AIM OF THE EXERCISE -> In the records, find every line with the word "slot" and copy it out.

Source data
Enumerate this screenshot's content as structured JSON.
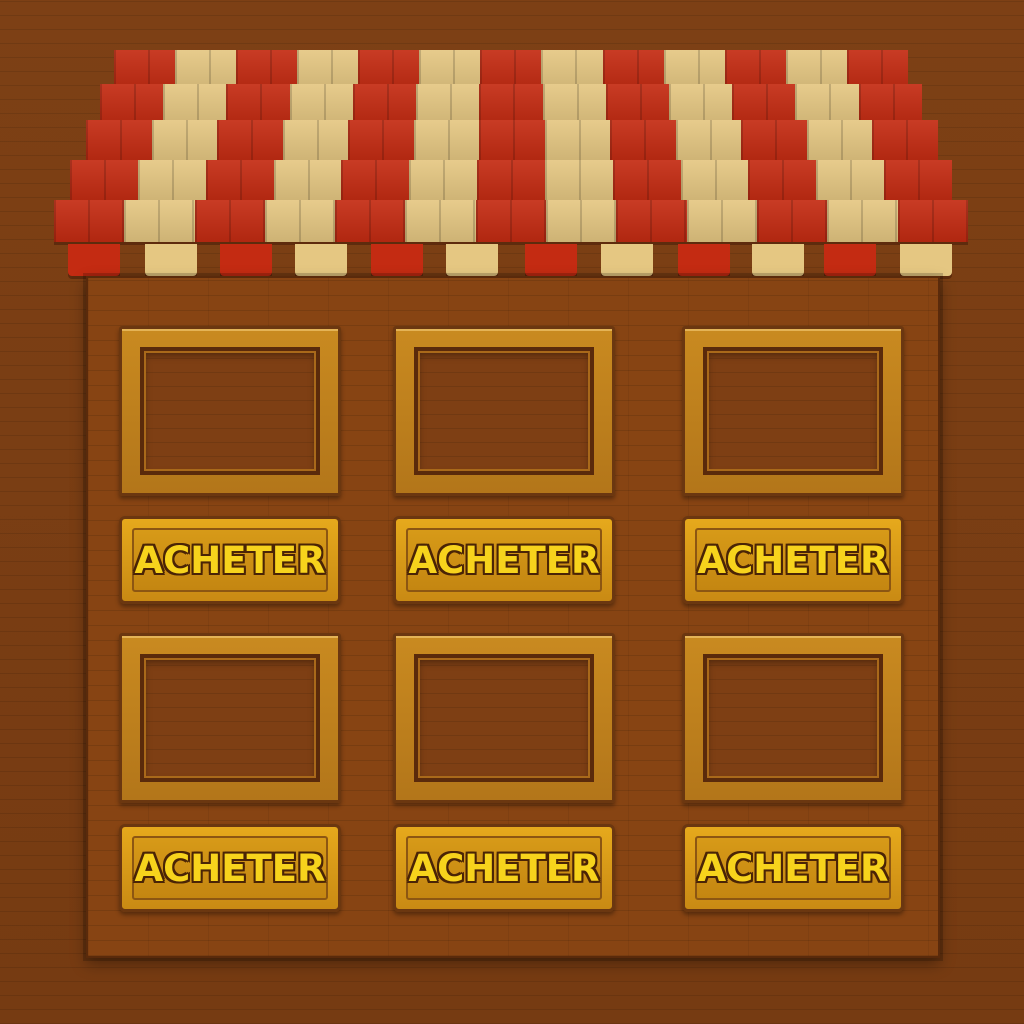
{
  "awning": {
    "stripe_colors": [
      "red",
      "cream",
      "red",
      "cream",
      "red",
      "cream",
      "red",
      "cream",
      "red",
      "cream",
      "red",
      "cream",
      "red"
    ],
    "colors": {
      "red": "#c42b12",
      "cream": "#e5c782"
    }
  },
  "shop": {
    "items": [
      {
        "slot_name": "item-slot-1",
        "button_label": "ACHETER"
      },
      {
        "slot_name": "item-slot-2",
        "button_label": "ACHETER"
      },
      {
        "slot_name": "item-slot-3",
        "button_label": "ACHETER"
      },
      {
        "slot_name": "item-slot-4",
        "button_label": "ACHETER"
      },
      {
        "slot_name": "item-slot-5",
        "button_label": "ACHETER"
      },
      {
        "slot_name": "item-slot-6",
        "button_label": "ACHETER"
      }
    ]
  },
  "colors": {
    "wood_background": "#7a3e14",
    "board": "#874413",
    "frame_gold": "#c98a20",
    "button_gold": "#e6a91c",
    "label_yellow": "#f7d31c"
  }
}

WRITTEN RESPONSE ->
        "slot_name": "item-slot-1",
        "slot_name": "item-slot-2",
        "slot_name": "item-slot-3",
        "slot_name": "item-slot-4",
        "slot_name": "item-slot-5",
        "slot_name": "item-slot-6",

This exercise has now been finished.